- Category: Training Features
- Published on 19 May 2016
- Hits: 371
By Michael Young
The world of engineering is constantly changing, but does that mean catalogue engineers are the future?
The world as we know it has changed. Technology has advanced, and the way businesses are run and the markets respond is very different to the markets that were present before the invention of personal computers.
Advancement in technology has altered the way we think, the way we interact and the way we do business. But how has it altered the way students think and perceive the real world when they complete their tertiary education?
I graduated from the University of the Witwatersrand in 2008 and I thought the working world would require me to apply first principles in the fields of mathematics and physics. I was mistaken. Every calculation and the design of all equipment was performed by a computer program.
After working for three years, I noticed that I had become lazy. I’d forgotten most of the first principles we were taught at university. It reached a point where the computer became the brain and I became the slave. As I gained more exposure within the industry I had become what they call a ‘catalogue engineer’. Everything was designed, selected and installed as per a catalogue and computer program.
This exercise taught me that you must understand the entire system, not just the operations of one working component.
Initially, I didn’t think there was anything wrong with this, as computer programs are always correct and I was told to use existing equipment that had been designed and built. “Never reinvent the wheel,” was the phrase used.
This thought process worked until things went terribly wrong one day. The refrigerant pipe runs were longer than the specified value, and the vertical distance between the condenser and compressor was 12m. The compressor kept failing due to poor oil return, the expansion valve was constantly hunting, and the unit was underperforming.
Initially I thought the brand of equipment that had been purchased was of poor quality but, after conducting an investigation, I realised that we’d followed everything as per the catalogue. The catalogue refrigerant pipe sizes were installed, and the selected unit should have performed to the correct capacity. So what had gone wrong with this design?
After completing my investigation, I discovered that oil traps had not been installed and the recommended refrigerant pipe sizes from the catalogue were too small. This exercise taught me that you must understand the entire system, not just the operations of one working component.
It took me many years to fully understand the workings of an entire HVAC&R system.
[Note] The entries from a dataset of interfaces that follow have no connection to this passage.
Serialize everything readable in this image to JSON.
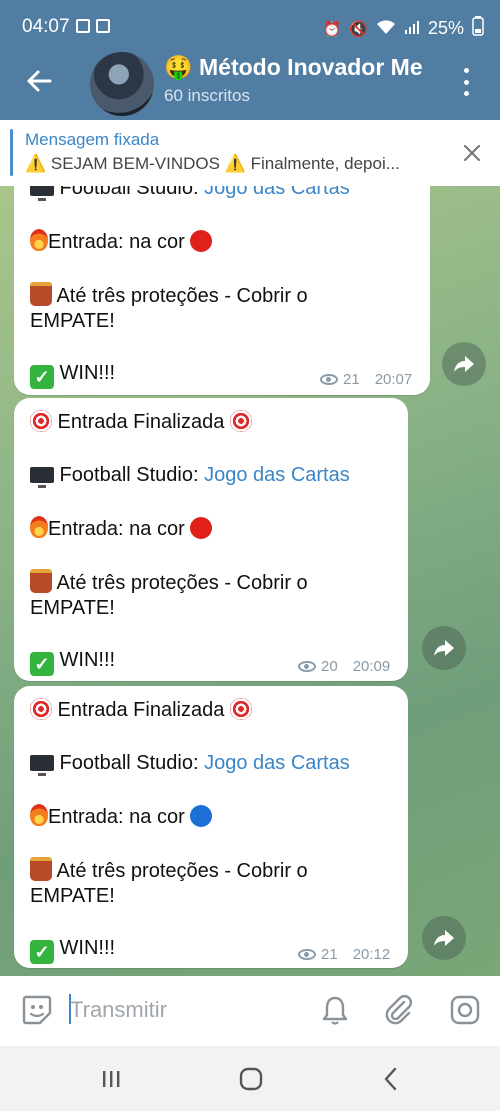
{
  "status_bar": {
    "time": "04:07",
    "battery": "25%"
  },
  "header": {
    "title": "🤑 Método Inovador Me",
    "subtitle": "60 inscritos"
  },
  "pinned": {
    "title": "Mensagem fixada",
    "text": "⚠️ SEJAM BEM-VINDOS ⚠️  Finalmente, depoi..."
  },
  "messages": [
    {
      "line_game_prefix": " Football Studio: ",
      "line_game_link": "Jogo das Cartas",
      "line_entry": "Entrada: na cor ",
      "line_protect_1": " Até três proteções - Cobrir o",
      "line_protect_2": "EMPATE!",
      "line_result": " WIN!!!",
      "views": "21",
      "time": "20:07",
      "color": "red"
    },
    {
      "line_title": " Entrada Finalizada ",
      "line_game_prefix": " Football Studio: ",
      "line_game_link": "Jogo das Cartas",
      "line_entry": "Entrada: na cor ",
      "line_protect_1": " Até três proteções - Cobrir o",
      "line_protect_2": "EMPATE!",
      "line_result": " WIN!!!",
      "views": "20",
      "time": "20:09",
      "color": "red"
    },
    {
      "line_title": " Entrada Finalizada ",
      "line_game_prefix": " Football Studio: ",
      "line_game_link": "Jogo das Cartas",
      "line_entry": "Entrada: na cor ",
      "line_protect_1": " Até três proteções - Cobrir o",
      "line_protect_2": "EMPATE!",
      "line_result": " WIN!!!",
      "views": "21",
      "time": "20:12",
      "color": "blue"
    }
  ],
  "input": {
    "placeholder": "Transmitir"
  },
  "colors": {
    "header": "#517da2",
    "link": "#3a86c8",
    "win_check": "#34b33e"
  },
  "icons": [
    "back-arrow-icon",
    "more-vertical-icon",
    "close-icon",
    "eye-icon",
    "forward-icon",
    "sticker-icon",
    "bell-icon",
    "paperclip-icon",
    "camera-icon",
    "recents-icon",
    "home-icon",
    "back-icon"
  ]
}
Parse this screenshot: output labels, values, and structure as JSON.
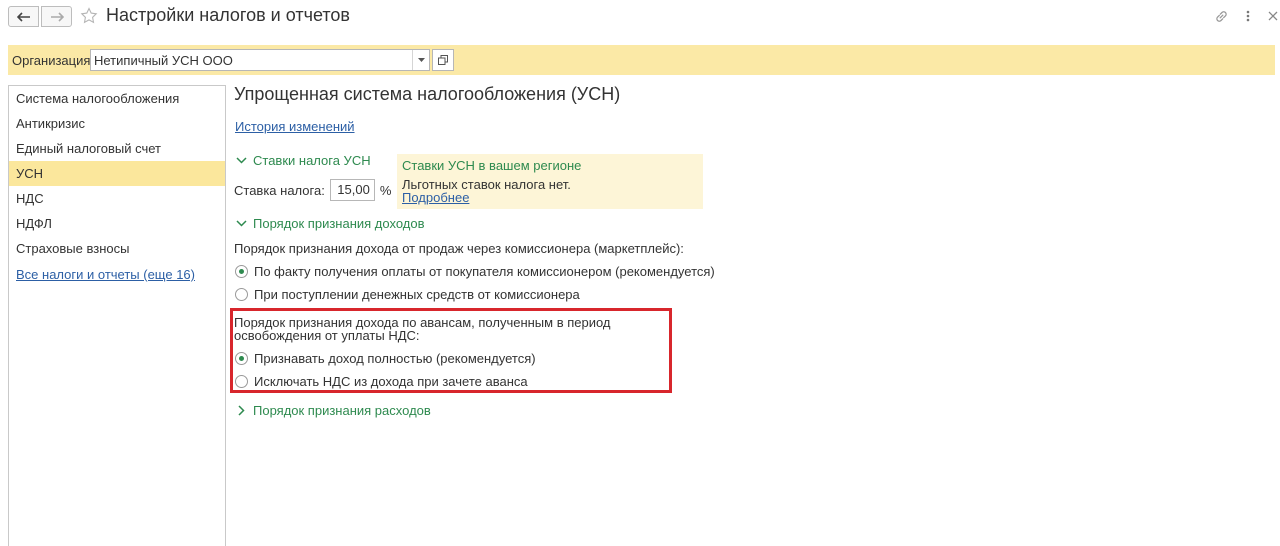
{
  "window": {
    "title": "Настройки налогов и отчетов"
  },
  "organization": {
    "label": "Организация:",
    "value": "Нетипичный УСН ООО"
  },
  "sidebar": {
    "items": [
      {
        "label": "Система налогообложения"
      },
      {
        "label": "Антикризис"
      },
      {
        "label": "Единый налоговый счет"
      },
      {
        "label": "УСН",
        "active": true
      },
      {
        "label": "НДС"
      },
      {
        "label": "НДФЛ"
      },
      {
        "label": "Страховые взносы"
      }
    ],
    "all_taxes_link": "Все налоги и отчеты (еще 16)"
  },
  "main": {
    "heading": "Упрощенная система налогообложения (УСН)",
    "history_link": "История изменений",
    "rates_section": {
      "title": "Ставки налога УСН",
      "rate_label": "Ставка налога:",
      "rate_value": "15,00",
      "rate_unit": "%"
    },
    "info_box": {
      "title": "Ставки УСН в вашем регионе",
      "text": "Льготных ставок налога нет.",
      "link": "Подробнее"
    },
    "income_section": {
      "title": "Порядок признания доходов",
      "commission_label": "Порядок признания дохода от продаж через комиссионера (маркетплейс):",
      "commission_options": [
        {
          "label": "По факту получения оплаты от покупателя комиссионером (рекомендуется)",
          "selected": true
        },
        {
          "label": "При поступлении денежных средств от комиссионера",
          "selected": false
        }
      ],
      "advance_label": "Порядок признания дохода по авансам, полученным в период освобождения от уплаты НДС:",
      "advance_options": [
        {
          "label": "Признавать доход полностью (рекомендуется)",
          "selected": true
        },
        {
          "label": "Исключать НДС из дохода при зачете аванса",
          "selected": false
        }
      ]
    },
    "expenses_section": {
      "title": "Порядок признания расходов"
    }
  },
  "colors": {
    "accent_green": "#2e8a4f",
    "link_blue": "#2c5fa5",
    "org_bar_yellow": "#fbe9a6",
    "active_item_yellow": "#fbe79c",
    "highlight_red": "#d8262c"
  },
  "icons": [
    "arrow-left-icon",
    "arrow-right-icon",
    "star-icon",
    "link-icon",
    "more-vertical-icon",
    "close-icon",
    "chevron-down-icon",
    "open-window-icon",
    "chevron-right-icon"
  ]
}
I now have an appreciation for the operations of each component and I have realised that engineers must apply their first principle knowledge when performing designs and not be transformed into catalogue engineers.
The demand to produce quotations and complete designs in the fastest time has become a new trend. Computer programs have been used to improve the overall efficiency of a business. They’ve modified job requirements and the way the next generation of engineers will think.
So how will the next generation of engineers solve problems? Will they ever use advanced mathematics or use a calculator? Is understanding the principles of mathematics and physics enough to survive in an ever-changing competitive market? Discover the answers in our next publication.
Wishing you a successful month ahead.